Interface dataset entries:
Start of Block

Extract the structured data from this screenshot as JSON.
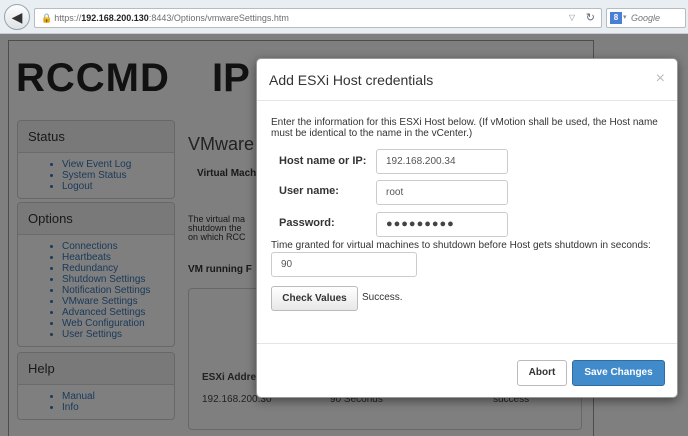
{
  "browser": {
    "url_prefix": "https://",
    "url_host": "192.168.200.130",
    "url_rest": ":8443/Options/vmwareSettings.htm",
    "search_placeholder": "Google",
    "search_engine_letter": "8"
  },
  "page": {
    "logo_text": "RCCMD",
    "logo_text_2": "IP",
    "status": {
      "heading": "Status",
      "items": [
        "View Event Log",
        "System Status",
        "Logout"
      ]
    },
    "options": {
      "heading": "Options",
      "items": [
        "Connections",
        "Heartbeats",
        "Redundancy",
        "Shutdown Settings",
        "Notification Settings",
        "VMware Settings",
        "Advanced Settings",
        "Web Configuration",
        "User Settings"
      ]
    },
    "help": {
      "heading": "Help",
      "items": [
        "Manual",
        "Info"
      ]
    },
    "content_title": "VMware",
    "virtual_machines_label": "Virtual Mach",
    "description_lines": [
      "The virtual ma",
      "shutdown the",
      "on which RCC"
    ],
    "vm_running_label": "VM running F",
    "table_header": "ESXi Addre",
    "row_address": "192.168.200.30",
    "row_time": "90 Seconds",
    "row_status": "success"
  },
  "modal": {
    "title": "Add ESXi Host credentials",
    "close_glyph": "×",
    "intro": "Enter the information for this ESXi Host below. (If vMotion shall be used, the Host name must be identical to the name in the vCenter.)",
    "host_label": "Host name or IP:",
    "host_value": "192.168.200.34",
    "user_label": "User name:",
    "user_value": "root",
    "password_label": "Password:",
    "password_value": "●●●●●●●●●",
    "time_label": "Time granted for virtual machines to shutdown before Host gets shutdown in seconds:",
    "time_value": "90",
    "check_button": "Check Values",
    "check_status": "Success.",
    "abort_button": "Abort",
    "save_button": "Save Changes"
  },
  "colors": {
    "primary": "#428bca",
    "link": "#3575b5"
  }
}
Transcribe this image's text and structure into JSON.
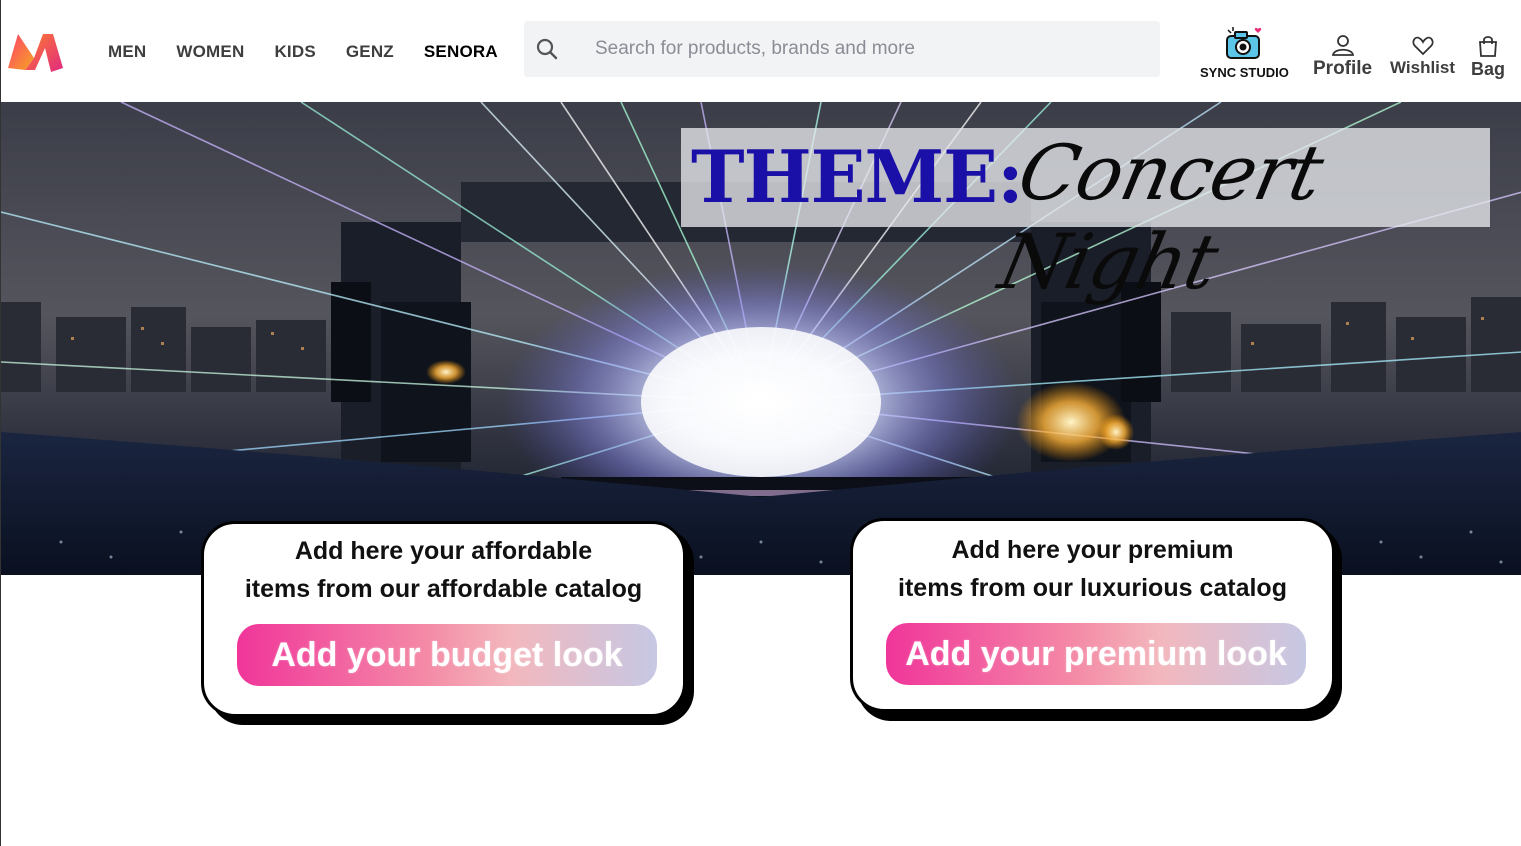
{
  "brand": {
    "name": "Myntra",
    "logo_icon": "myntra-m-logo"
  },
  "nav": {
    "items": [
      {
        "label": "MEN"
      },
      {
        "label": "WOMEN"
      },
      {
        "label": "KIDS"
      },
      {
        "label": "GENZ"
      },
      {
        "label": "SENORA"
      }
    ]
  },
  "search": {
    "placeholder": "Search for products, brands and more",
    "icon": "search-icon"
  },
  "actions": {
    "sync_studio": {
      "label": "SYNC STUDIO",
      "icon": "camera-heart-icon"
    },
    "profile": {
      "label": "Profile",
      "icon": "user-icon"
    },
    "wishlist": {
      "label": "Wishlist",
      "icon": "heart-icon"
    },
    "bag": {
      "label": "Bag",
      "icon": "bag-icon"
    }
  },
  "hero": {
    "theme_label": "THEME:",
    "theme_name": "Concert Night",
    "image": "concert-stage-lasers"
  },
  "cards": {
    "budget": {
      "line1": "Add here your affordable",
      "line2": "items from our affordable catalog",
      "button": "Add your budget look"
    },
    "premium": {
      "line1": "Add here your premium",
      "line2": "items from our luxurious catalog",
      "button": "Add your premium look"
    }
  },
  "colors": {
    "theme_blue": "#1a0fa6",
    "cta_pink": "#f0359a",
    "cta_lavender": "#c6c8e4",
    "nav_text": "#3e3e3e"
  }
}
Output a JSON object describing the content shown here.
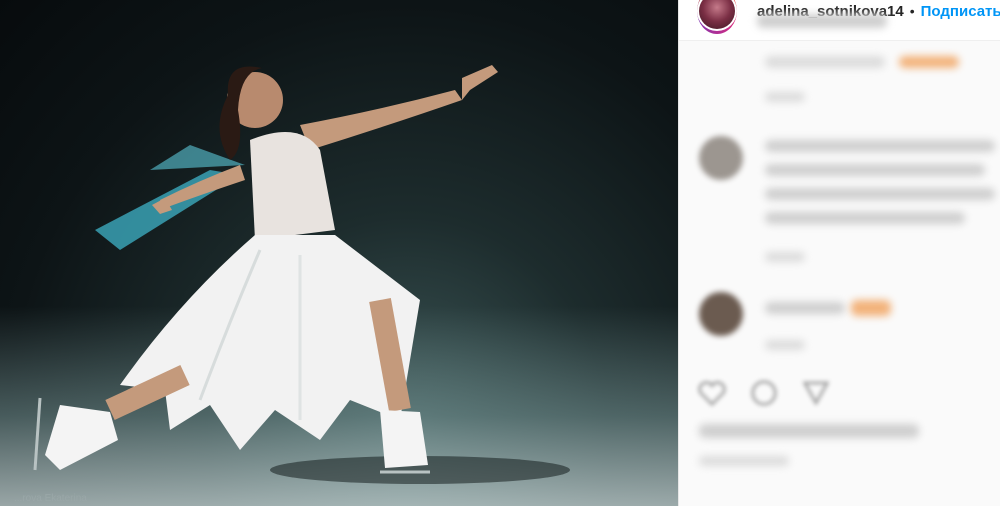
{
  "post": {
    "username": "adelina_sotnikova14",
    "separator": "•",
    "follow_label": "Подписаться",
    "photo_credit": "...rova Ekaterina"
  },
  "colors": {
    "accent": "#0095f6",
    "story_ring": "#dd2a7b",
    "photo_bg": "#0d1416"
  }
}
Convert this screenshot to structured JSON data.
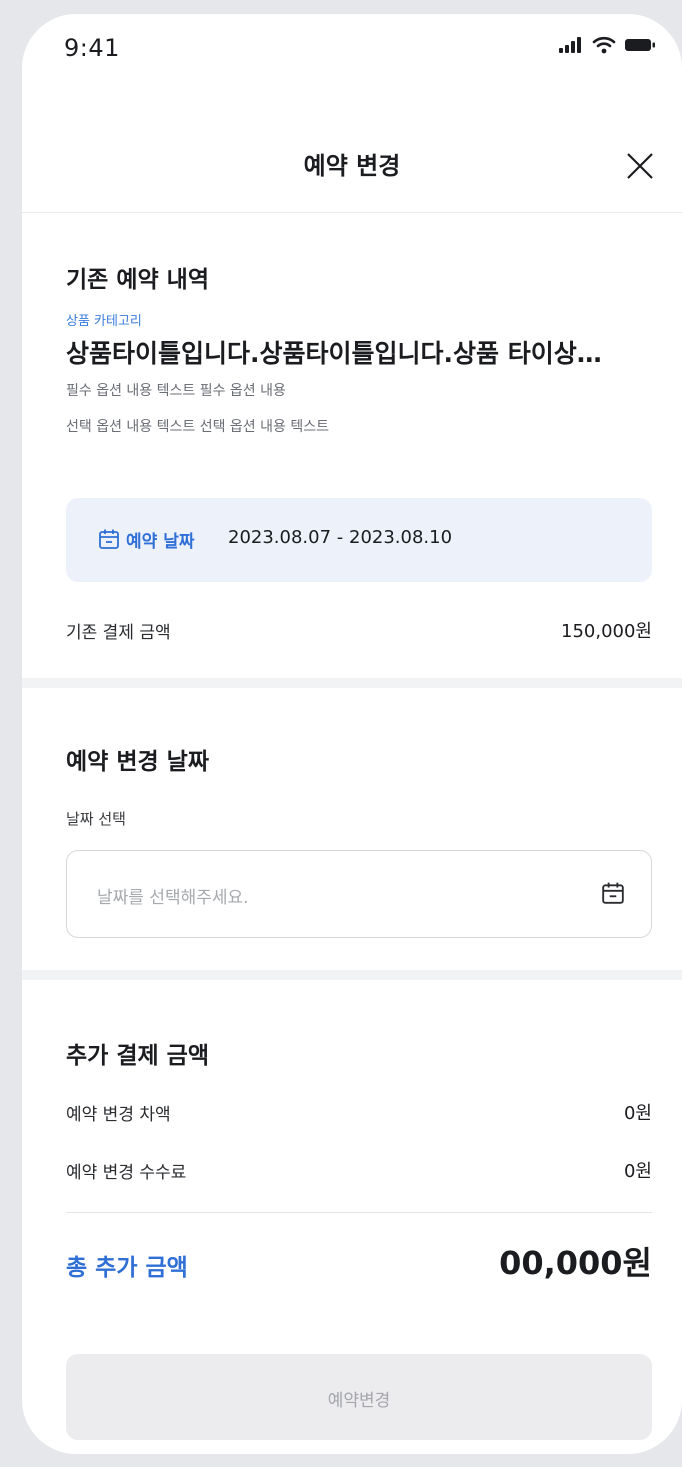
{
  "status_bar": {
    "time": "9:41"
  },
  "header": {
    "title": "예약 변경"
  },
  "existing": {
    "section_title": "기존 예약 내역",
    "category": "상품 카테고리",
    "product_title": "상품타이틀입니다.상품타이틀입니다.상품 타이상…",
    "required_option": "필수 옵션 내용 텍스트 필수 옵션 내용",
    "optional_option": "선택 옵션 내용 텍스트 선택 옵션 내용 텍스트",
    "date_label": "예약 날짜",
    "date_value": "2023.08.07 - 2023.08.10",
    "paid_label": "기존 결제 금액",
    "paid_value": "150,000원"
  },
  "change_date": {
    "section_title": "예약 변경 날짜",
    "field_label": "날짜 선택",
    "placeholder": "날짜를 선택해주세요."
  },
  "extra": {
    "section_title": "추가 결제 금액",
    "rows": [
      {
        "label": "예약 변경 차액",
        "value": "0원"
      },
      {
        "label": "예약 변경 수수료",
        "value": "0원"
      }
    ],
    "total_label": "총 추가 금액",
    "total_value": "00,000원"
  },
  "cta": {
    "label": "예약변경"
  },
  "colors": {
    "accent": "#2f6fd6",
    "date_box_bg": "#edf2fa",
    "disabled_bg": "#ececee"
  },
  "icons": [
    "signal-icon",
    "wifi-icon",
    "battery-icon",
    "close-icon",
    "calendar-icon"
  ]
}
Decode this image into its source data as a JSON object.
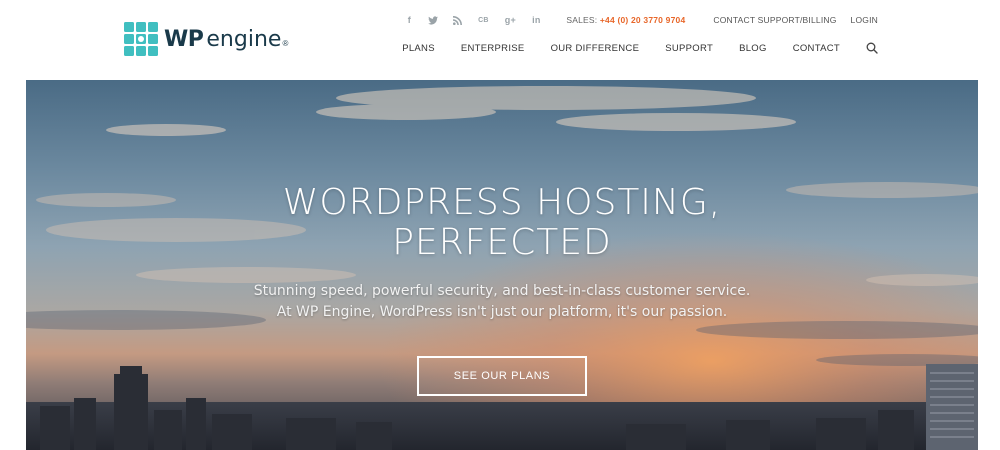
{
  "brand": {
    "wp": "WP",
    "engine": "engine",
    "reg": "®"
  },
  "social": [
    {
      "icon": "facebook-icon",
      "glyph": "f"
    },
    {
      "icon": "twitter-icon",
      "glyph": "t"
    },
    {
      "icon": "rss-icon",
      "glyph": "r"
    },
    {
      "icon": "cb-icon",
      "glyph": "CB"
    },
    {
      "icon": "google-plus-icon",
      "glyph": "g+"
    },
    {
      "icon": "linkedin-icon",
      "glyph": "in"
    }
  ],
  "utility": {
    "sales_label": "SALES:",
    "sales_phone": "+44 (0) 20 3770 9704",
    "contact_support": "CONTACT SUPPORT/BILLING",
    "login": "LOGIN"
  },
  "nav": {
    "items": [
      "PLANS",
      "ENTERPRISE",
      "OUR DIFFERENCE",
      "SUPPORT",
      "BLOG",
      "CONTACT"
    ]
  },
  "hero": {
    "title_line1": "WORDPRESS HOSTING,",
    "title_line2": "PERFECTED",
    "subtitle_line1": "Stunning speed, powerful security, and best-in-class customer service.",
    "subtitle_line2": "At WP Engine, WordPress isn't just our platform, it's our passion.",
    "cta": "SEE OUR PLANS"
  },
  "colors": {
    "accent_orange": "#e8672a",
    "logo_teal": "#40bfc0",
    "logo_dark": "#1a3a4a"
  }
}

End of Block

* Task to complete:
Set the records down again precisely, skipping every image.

* Problem solution:
Extract the structured data from this screenshot as JSON.
{
  "browser": {
    "url_prefix": "https://",
    "url_host": "192.168.200.130",
    "url_rest": ":8443/Options/vmwareSettings.htm",
    "search_placeholder": "Google",
    "search_engine_letter": "8"
  },
  "page": {
    "logo_text": "RCCMD",
    "logo_text_2": "IP",
    "status": {
      "heading": "Status",
      "items": [
        "View Event Log",
        "System Status",
        "Logout"
      ]
    },
    "options": {
      "heading": "Options",
      "items": [
        "Connections",
        "Heartbeats",
        "Redundancy",
        "Shutdown Settings",
        "Notification Settings",
        "VMware Settings",
        "Advanced Settings",
        "Web Configuration",
        "User Settings"
      ]
    },
    "help": {
      "heading": "Help",
      "items": [
        "Manual",
        "Info"
      ]
    },
    "content_title": "VMware",
    "virtual_machines_label": "Virtual Mach",
    "description_lines": [
      "The virtual ma",
      "shutdown the",
      "on which RCC"
    ],
    "vm_running_label": "VM running F",
    "table_header": "ESXi Addre",
    "row_address": "192.168.200.30",
    "row_time": "90 Seconds",
    "row_status": "success"
  },
  "modal": {
    "title": "Add ESXi Host credentials",
    "close_glyph": "×",
    "intro": "Enter the information for this ESXi Host below. (If vMotion shall be used, the Host name must be identical to the name in the vCenter.)",
    "host_label": "Host name or IP:",
    "host_value": "192.168.200.34",
    "user_label": "User name:",
    "user_value": "root",
    "password_label": "Password:",
    "password_value": "●●●●●●●●●",
    "time_label": "Time granted for virtual machines to shutdown before Host gets shutdown in seconds:",
    "time_value": "90",
    "check_button": "Check Values",
    "check_status": "Success.",
    "abort_button": "Abort",
    "save_button": "Save Changes"
  },
  "colors": {
    "primary": "#428bca",
    "link": "#3575b5"
  }
}
Transcribe this image's text and structure into JSON.
{
  "brand": {
    "name": "Myntra",
    "logo_icon": "myntra-m-logo"
  },
  "nav": {
    "items": [
      {
        "label": "MEN"
      },
      {
        "label": "WOMEN"
      },
      {
        "label": "KIDS"
      },
      {
        "label": "GENZ"
      },
      {
        "label": "SENORA"
      }
    ]
  },
  "search": {
    "placeholder": "Search for products, brands and more",
    "icon": "search-icon"
  },
  "actions": {
    "sync_studio": {
      "label": "SYNC STUDIO",
      "icon": "camera-heart-icon"
    },
    "profile": {
      "label": "Profile",
      "icon": "user-icon"
    },
    "wishlist": {
      "label": "Wishlist",
      "icon": "heart-icon"
    },
    "bag": {
      "label": "Bag",
      "icon": "bag-icon"
    }
  },
  "hero": {
    "theme_label": "THEME:",
    "theme_name": "Concert Night",
    "image": "concert-stage-lasers"
  },
  "cards": {
    "budget": {
      "line1": "Add here your affordable",
      "line2": "items from our affordable catalog",
      "button": "Add your budget look"
    },
    "premium": {
      "line1": "Add here your premium",
      "line2": "items from our luxurious catalog",
      "button": "Add your premium look"
    }
  },
  "colors": {
    "theme_blue": "#1a0fa6",
    "cta_pink": "#f0359a",
    "cta_lavender": "#c6c8e4",
    "nav_text": "#3e3e3e"
  }
}
Output a JSON object describing the content shown here.
{
  "post": {
    "username": "adelina_sotnikova14",
    "separator": "•",
    "follow_label": "Подписаться",
    "photo_credit": "...rova Ekaterina"
  },
  "colors": {
    "accent": "#0095f6",
    "story_ring": "#dd2a7b",
    "photo_bg": "#0d1416"
  }
}
Convert this screenshot to structured JSON data.
{
  "status_bar": {
    "time": "9:41"
  },
  "header": {
    "title": "예약 변경"
  },
  "existing": {
    "section_title": "기존 예약 내역",
    "category": "상품 카테고리",
    "product_title": "상품타이틀입니다.상품타이틀입니다.상품 타이상…",
    "required_option": "필수 옵션 내용 텍스트 필수 옵션 내용",
    "optional_option": "선택 옵션 내용 텍스트 선택 옵션 내용 텍스트",
    "date_label": "예약 날짜",
    "date_value": "2023.08.07 - 2023.08.10",
    "paid_label": "기존 결제 금액",
    "paid_value": "150,000원"
  },
  "change_date": {
    "section_title": "예약 변경 날짜",
    "field_label": "날짜 선택",
    "placeholder": "날짜를 선택해주세요."
  },
  "extra": {
    "section_title": "추가 결제 금액",
    "rows": [
      {
        "label": "예약 변경 차액",
        "value": "0원"
      },
      {
        "label": "예약 변경 수수료",
        "value": "0원"
      }
    ],
    "total_label": "총 추가 금액",
    "total_value": "00,000원"
  },
  "cta": {
    "label": "예약변경"
  },
  "colors": {
    "accent": "#2f6fd6",
    "date_box_bg": "#edf2fa",
    "disabled_bg": "#ececee"
  },
  "icons": [
    "signal-icon",
    "wifi-icon",
    "battery-icon",
    "close-icon",
    "calendar-icon"
  ]
}
Decode this image into its source data as a JSON object.
{
  "brand": {
    "wp": "WP",
    "engine": "engine",
    "reg": "®"
  },
  "social": [
    {
      "icon": "facebook-icon",
      "glyph": "f"
    },
    {
      "icon": "twitter-icon",
      "glyph": "t"
    },
    {
      "icon": "rss-icon",
      "glyph": "r"
    },
    {
      "icon": "cb-icon",
      "glyph": "CB"
    },
    {
      "icon": "google-plus-icon",
      "glyph": "g+"
    },
    {
      "icon": "linkedin-icon",
      "glyph": "in"
    }
  ],
  "utility": {
    "sales_label": "SALES:",
    "sales_phone": "+44 (0) 20 3770 9704",
    "contact_support": "CONTACT SUPPORT/BILLING",
    "login": "LOGIN"
  },
  "nav": {
    "items": [
      "PLANS",
      "ENTERPRISE",
      "OUR DIFFERENCE",
      "SUPPORT",
      "BLOG",
      "CONTACT"
    ]
  },
  "hero": {
    "title_line1": "WORDPRESS HOSTING,",
    "title_line2": "PERFECTED",
    "subtitle_line1": "Stunning speed, powerful security, and best-in-class customer service.",
    "subtitle_line2": "At WP Engine, WordPress isn't just our platform, it's our passion.",
    "cta": "SEE OUR PLANS"
  },
  "colors": {
    "accent_orange": "#e8672a",
    "logo_teal": "#40bfc0",
    "logo_dark": "#1a3a4a"
  }
}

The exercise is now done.